Component data from apps and pages:

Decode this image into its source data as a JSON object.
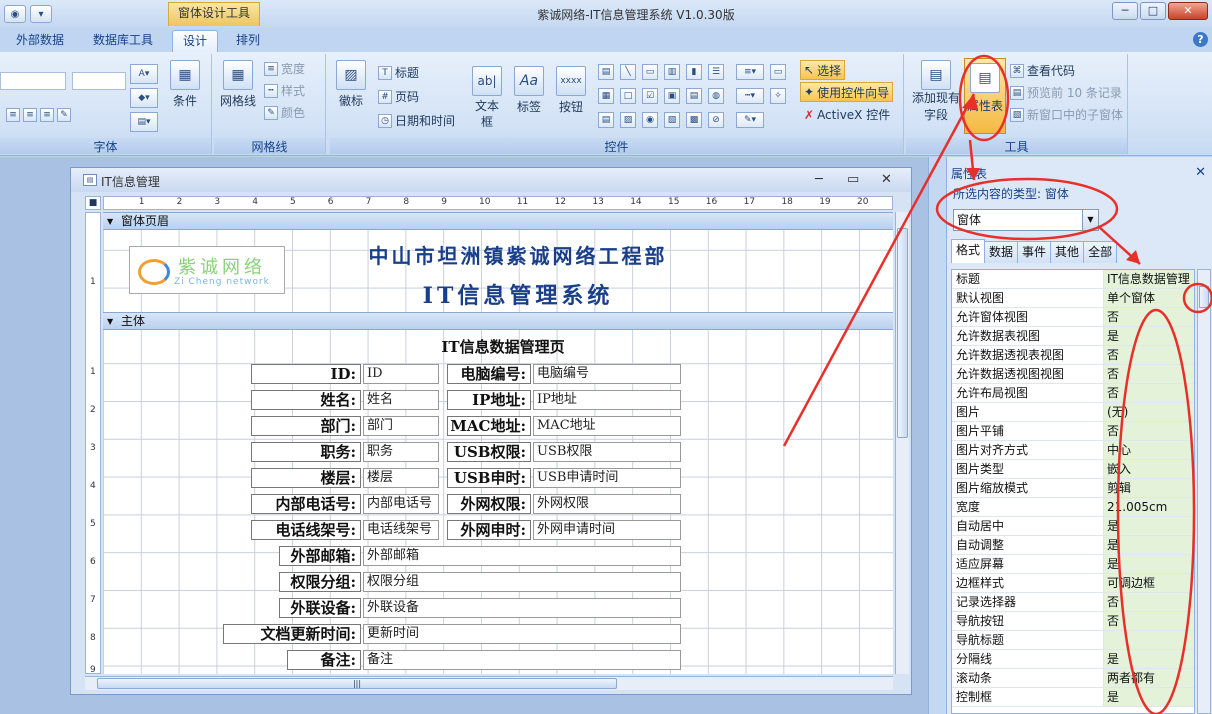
{
  "window": {
    "title": "紫诚网络-IT信息管理系统 V1.0.30版",
    "context_tab": "窗体设计工具",
    "controls": [
      "─",
      "□",
      "✕"
    ]
  },
  "ribbon_tabs": [
    {
      "label": "外部数据"
    },
    {
      "label": "数据库工具"
    },
    {
      "label": "设计",
      "active": true
    },
    {
      "label": "排列"
    }
  ],
  "ribbon": {
    "font_group": {
      "label": "字体",
      "condition": "条件"
    },
    "grid_group": {
      "label": "网格线",
      "gridlines": "网格线",
      "width": "宽度",
      "style": "样式",
      "color": "颜色"
    },
    "controls_group": {
      "label": "控件",
      "logo": "徽标",
      "title": "标题",
      "page_number": "页码",
      "date_time": "日期和时间",
      "textbox": "文本框",
      "label_ctrl": "标签",
      "button": "按钮",
      "select": "选择",
      "use_wizard": "使用控件向导",
      "activex": "ActiveX 控件"
    },
    "tools_group": {
      "label": "工具",
      "add_fields": "添加现有字段",
      "property_sheet": "属性表",
      "view_code": "查看代码",
      "preview_records": "预览前 10 条记录",
      "subform_new_window": "新窗口中的子窗体"
    }
  },
  "form_window": {
    "title": "IT信息管理",
    "ruler_marks": [
      "1",
      "2",
      "3",
      "4",
      "5",
      "6",
      "7",
      "8",
      "9",
      "10",
      "11",
      "12",
      "13",
      "14",
      "15",
      "16",
      "17",
      "18",
      "19",
      "20"
    ],
    "vruler_marks": [
      "1",
      "1",
      "2",
      "3",
      "4",
      "5",
      "6",
      "7",
      "8",
      "9"
    ],
    "header_section": "窗体页眉",
    "detail_section": "主体",
    "header_line1": "中山市坦洲镇紫诚网络工程部",
    "header_line2": "IT信息管理系统",
    "logo_cn": "紫诚网络",
    "logo_en": "Zi Cheng network",
    "page_title": "IT信息数据管理页",
    "left_fields": [
      {
        "label": "ID:",
        "value": "ID"
      },
      {
        "label": "姓名:",
        "value": "姓名"
      },
      {
        "label": "部门:",
        "value": "部门"
      },
      {
        "label": "职务:",
        "value": "职务"
      },
      {
        "label": "楼层:",
        "value": "楼层"
      },
      {
        "label": "内部电话号:",
        "value": "内部电话号"
      },
      {
        "label": "电话线架号:",
        "value": "电话线架号"
      }
    ],
    "right_fields": [
      {
        "label": "电脑编号:",
        "value": "电脑编号"
      },
      {
        "label": "IP地址:",
        "value": "IP地址"
      },
      {
        "label": "MAC地址:",
        "value": "MAC地址"
      },
      {
        "label": "USB权限:",
        "value": "USB权限"
      },
      {
        "label": "USB申时:",
        "value": "USB申请时间"
      },
      {
        "label": "外网权限:",
        "value": "外网权限"
      },
      {
        "label": "外网申时:",
        "value": "外网申请时间"
      }
    ],
    "wide_fields": [
      {
        "label": "外部邮箱:",
        "value": "外部邮箱"
      },
      {
        "label": "权限分组:",
        "value": "权限分组"
      },
      {
        "label": "外联设备:",
        "value": "外联设备"
      },
      {
        "label": "文档更新时间:",
        "value": "更新时间"
      },
      {
        "label": "备注:",
        "value": "备注"
      }
    ]
  },
  "property_sheet": {
    "title": "属性表",
    "selection_type": "所选内容的类型: 窗体",
    "selected_object": "窗体",
    "tabs": [
      "格式",
      "数据",
      "事件",
      "其他",
      "全部"
    ],
    "active_tab": "格式",
    "rows": [
      {
        "name": "标题",
        "value": "IT信息数据管理"
      },
      {
        "name": "默认视图",
        "value": "单个窗体"
      },
      {
        "name": "允许窗体视图",
        "value": "否"
      },
      {
        "name": "允许数据表视图",
        "value": "是"
      },
      {
        "name": "允许数据透视表视图",
        "value": "否"
      },
      {
        "name": "允许数据透视图视图",
        "value": "否"
      },
      {
        "name": "允许布局视图",
        "value": "否"
      },
      {
        "name": "图片",
        "value": "(无)"
      },
      {
        "name": "图片平铺",
        "value": "否"
      },
      {
        "name": "图片对齐方式",
        "value": "中心"
      },
      {
        "name": "图片类型",
        "value": "嵌入"
      },
      {
        "name": "图片缩放模式",
        "value": "剪辑"
      },
      {
        "name": "宽度",
        "value": "21.005cm"
      },
      {
        "name": "自动居中",
        "value": "是"
      },
      {
        "name": "自动调整",
        "value": "是"
      },
      {
        "name": "适应屏幕",
        "value": "是"
      },
      {
        "name": "边框样式",
        "value": "可调边框"
      },
      {
        "name": "记录选择器",
        "value": "否"
      },
      {
        "name": "导航按钮",
        "value": "否"
      },
      {
        "name": "导航标题",
        "value": ""
      },
      {
        "name": "分隔线",
        "value": "是"
      },
      {
        "name": "滚动条",
        "value": "两者都有"
      },
      {
        "name": "控制框",
        "value": "是"
      }
    ]
  },
  "colors": {
    "annotation": "#e8302a",
    "header_text": "#1a3f8a",
    "value_cell": "#e3f2d9"
  }
}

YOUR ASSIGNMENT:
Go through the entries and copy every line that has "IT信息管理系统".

ANSWER FOR THE TASK:
    "title": "紫诚网络-IT信息管理系统 V1.0.30版",
    "header_line2": "IT信息管理系统",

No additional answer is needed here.